P(k) : The probability that the degree of a randomly selected node is k the fraction of nodes in the network with degree k
Many real networks are scale-free in the sense that the degree distribution deviates significantly from the Poisson distribution
身高服从正态分布：平均身高是有 意义的特征 财富服从无标度分布：平均财富并 非有意义特征！ $50 billion After Bill enters the arena the average income of the public ~ 1,000,000
High skew (asymmetry) Straight line on a log-log plot
Least square regression Some data exhibit a power law only in the tail So need to select a k min (>0) where the power-law starts
Least square regression Noise in the tail skews the regression result Will give values of the exponent α that are too low
but could also be a lognormal or double exponential… Not every network is power law distributed
A. Clauset, C.R. Shalizi, and M.E.J. Newman, SIAM Review 51(4), (2009) Commonly used methods for analyzing power-law data, such as least-squares fitting, can produce substantially inaccurate estimates of parameters for power-law distributions, and even in cases where such methods return accurate answers they are still unsatisfactory because they give no indication of whether the data obey a power law at all. Here we present a principled statistical framework for discerning and quantifying power-law behavior in empirical data. Our approach combines maximum-likelihood fitting methods with goodness-of-fit tests based on the Kolmogorov–Smirnov (KS) statistic and likelihood ratios.

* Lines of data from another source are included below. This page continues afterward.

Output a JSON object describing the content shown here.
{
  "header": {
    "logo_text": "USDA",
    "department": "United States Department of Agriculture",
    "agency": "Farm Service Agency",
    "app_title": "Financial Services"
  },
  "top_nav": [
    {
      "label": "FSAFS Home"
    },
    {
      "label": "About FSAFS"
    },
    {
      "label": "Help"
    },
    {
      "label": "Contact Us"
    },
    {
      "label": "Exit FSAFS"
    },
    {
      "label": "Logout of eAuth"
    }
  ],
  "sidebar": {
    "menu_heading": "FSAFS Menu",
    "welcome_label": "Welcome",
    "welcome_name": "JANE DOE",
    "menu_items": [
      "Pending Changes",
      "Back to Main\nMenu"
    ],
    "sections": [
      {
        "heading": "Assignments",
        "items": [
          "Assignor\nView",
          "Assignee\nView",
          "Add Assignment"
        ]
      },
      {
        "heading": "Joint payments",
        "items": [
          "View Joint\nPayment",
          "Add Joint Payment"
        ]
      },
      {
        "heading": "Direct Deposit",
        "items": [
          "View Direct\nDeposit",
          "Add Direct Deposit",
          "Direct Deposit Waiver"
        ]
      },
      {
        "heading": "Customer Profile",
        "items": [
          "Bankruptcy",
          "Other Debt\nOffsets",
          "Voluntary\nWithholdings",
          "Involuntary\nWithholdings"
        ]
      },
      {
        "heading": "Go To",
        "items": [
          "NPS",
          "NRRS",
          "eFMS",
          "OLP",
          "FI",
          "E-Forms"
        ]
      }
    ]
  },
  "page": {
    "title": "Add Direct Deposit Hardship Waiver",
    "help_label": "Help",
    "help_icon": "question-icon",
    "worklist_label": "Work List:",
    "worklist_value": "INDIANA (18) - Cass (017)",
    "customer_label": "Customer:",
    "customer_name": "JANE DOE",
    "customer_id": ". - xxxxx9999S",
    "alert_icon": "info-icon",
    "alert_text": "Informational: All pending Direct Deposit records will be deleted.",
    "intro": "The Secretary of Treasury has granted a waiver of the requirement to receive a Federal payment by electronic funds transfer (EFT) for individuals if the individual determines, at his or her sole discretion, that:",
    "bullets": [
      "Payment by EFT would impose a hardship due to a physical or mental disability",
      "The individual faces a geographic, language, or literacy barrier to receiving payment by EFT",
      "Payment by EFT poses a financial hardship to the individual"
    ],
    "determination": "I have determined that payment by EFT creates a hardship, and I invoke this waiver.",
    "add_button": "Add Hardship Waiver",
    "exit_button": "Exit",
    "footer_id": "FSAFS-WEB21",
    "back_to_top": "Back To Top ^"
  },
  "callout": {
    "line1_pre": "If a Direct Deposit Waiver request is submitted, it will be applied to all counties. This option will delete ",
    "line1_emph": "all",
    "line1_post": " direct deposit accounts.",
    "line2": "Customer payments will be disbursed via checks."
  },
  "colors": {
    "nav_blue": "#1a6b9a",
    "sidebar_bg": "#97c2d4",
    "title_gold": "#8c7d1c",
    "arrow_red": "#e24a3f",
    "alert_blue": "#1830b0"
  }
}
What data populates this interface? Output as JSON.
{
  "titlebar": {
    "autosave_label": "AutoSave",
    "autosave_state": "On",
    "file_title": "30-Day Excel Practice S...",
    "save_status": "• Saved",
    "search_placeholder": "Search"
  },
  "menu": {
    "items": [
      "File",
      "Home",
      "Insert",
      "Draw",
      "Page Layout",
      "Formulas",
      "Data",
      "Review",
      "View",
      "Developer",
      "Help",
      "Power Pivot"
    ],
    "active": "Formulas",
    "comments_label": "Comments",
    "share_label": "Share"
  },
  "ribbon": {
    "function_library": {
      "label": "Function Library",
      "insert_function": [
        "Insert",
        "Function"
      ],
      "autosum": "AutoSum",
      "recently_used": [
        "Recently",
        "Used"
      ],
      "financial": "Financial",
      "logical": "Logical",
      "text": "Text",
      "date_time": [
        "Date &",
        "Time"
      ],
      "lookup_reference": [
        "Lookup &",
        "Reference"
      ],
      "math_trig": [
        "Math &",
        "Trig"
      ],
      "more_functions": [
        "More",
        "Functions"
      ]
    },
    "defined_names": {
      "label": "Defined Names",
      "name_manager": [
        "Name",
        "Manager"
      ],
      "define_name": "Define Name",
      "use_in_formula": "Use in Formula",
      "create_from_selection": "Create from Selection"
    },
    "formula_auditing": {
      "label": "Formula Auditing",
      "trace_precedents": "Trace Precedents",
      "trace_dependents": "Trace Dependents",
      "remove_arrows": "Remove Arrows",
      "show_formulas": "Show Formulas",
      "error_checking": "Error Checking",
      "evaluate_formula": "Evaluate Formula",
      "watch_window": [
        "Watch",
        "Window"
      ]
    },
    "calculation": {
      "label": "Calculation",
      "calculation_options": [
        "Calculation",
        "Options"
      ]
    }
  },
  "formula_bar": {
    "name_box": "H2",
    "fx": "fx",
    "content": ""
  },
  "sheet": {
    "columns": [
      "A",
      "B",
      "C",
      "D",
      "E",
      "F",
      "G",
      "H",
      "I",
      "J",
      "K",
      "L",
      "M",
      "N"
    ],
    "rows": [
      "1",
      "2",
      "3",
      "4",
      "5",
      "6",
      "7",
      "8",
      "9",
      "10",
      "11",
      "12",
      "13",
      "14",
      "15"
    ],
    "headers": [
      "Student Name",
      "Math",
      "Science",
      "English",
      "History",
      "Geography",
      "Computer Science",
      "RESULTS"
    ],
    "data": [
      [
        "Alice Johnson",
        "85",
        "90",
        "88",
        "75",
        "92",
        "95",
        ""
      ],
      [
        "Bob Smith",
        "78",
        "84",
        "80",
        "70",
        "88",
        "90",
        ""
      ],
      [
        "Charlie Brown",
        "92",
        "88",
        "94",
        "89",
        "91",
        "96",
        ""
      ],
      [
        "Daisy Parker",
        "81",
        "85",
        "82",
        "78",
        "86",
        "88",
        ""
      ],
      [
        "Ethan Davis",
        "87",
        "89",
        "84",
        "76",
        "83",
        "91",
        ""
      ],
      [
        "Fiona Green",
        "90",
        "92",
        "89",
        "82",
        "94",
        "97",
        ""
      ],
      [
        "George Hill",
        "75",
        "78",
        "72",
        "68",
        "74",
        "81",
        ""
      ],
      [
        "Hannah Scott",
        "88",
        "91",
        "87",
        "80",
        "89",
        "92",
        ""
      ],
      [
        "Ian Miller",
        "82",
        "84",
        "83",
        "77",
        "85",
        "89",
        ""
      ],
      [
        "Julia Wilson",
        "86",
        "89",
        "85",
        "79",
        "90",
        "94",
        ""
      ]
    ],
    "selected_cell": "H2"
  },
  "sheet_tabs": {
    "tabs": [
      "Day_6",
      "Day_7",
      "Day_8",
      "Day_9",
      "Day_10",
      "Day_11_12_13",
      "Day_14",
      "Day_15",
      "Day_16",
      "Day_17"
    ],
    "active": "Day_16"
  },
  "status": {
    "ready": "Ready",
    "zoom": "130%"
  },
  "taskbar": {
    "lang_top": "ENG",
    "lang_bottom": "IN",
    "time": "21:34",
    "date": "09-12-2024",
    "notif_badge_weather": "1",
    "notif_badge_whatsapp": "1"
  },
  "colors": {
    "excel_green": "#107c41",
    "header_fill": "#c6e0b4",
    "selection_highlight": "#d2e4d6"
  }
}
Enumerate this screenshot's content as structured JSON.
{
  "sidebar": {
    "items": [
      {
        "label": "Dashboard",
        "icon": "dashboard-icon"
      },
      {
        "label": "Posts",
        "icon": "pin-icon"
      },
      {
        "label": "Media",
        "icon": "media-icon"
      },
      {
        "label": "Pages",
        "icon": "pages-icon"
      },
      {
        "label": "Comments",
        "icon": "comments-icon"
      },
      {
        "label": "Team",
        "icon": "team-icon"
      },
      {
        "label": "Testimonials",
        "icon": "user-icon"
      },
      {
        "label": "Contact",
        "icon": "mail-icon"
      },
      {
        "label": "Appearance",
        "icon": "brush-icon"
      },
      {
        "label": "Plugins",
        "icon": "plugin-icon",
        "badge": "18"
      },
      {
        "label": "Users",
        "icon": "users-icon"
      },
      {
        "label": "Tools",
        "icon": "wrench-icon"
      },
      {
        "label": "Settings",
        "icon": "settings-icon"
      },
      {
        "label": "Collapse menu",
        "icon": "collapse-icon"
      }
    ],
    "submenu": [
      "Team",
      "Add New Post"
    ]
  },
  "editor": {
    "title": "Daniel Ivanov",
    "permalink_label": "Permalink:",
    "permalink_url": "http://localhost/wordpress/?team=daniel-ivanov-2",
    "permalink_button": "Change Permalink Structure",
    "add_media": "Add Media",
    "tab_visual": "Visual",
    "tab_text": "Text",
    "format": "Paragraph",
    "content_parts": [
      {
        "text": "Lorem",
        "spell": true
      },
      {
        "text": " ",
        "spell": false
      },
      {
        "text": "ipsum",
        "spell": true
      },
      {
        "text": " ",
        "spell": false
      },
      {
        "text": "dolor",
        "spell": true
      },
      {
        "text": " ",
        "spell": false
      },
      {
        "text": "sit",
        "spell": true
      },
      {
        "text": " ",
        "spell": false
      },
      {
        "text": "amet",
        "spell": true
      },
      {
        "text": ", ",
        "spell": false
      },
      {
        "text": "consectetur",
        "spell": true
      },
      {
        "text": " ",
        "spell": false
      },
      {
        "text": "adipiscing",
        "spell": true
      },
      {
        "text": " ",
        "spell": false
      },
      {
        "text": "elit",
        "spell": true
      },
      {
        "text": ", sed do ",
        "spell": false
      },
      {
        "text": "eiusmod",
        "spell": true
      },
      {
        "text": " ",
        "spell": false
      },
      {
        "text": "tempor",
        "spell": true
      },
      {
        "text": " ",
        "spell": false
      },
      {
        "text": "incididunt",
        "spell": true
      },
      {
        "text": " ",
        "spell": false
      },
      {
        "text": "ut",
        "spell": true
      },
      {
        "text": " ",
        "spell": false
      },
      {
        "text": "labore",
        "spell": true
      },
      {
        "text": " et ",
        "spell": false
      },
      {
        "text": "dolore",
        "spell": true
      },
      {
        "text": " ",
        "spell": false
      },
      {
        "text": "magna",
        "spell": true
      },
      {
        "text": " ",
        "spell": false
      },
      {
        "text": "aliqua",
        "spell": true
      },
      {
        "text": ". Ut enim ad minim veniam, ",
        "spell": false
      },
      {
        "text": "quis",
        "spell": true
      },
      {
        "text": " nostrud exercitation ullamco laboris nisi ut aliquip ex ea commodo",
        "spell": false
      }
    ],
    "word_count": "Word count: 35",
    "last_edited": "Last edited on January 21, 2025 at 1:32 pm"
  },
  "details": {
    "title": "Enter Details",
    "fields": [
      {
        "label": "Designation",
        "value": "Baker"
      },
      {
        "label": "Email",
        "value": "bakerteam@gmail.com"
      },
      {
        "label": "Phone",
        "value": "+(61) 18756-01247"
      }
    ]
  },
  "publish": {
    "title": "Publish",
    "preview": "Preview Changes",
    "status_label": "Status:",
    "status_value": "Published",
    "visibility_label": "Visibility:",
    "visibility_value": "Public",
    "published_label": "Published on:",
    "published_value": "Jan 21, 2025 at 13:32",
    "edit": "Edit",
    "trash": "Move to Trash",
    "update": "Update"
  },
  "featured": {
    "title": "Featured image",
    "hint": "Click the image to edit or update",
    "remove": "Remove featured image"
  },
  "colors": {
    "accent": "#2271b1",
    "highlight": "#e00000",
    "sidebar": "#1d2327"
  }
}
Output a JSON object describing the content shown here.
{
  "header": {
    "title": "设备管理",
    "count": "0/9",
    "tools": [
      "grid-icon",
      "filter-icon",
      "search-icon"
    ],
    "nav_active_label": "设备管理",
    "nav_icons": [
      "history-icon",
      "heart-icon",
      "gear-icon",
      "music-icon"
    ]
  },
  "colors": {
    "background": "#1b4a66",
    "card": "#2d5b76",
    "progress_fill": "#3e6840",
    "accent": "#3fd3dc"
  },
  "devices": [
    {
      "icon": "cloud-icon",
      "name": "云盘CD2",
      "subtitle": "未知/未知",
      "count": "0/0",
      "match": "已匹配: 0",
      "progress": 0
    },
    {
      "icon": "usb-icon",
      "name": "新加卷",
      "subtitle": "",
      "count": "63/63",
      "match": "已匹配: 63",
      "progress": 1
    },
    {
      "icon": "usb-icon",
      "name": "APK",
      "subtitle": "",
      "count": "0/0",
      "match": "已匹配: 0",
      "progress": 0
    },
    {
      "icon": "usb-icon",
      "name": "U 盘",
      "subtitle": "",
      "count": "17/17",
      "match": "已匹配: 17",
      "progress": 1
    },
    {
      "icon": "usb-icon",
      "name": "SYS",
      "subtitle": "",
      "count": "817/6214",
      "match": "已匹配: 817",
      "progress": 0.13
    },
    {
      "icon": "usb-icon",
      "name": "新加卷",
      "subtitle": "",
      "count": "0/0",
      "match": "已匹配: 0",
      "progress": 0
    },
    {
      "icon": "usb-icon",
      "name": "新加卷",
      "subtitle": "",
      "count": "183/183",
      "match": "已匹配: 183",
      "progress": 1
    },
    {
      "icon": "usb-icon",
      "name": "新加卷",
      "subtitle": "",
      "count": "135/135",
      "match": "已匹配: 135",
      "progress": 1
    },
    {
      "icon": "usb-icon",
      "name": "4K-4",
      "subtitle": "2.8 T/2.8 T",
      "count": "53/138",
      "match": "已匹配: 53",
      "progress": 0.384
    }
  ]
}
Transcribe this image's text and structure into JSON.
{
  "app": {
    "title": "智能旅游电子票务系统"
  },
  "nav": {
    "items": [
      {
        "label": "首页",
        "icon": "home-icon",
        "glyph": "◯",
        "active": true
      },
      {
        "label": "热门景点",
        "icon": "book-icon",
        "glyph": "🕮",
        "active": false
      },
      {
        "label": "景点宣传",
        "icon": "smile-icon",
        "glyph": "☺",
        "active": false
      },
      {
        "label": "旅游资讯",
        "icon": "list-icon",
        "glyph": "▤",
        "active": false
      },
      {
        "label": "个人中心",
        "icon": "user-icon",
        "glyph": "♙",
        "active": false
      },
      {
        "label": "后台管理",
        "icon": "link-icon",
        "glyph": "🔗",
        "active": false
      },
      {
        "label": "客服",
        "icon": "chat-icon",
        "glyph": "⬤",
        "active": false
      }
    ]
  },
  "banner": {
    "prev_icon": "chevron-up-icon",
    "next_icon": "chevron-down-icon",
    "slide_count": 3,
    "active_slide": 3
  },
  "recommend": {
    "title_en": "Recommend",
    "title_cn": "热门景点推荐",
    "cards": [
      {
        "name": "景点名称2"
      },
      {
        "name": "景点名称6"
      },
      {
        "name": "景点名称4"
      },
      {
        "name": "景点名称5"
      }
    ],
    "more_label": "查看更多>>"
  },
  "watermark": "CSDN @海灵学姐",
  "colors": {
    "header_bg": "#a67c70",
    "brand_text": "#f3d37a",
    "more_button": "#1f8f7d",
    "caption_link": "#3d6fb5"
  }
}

For implementation codes, see:
Given p(x), If, for any given constant a, there is a constant g(a) s.t. p(ax) = g(a) p(x) (scale-free), then there are constants C and r s.t. p(x)=C x -r (power-law).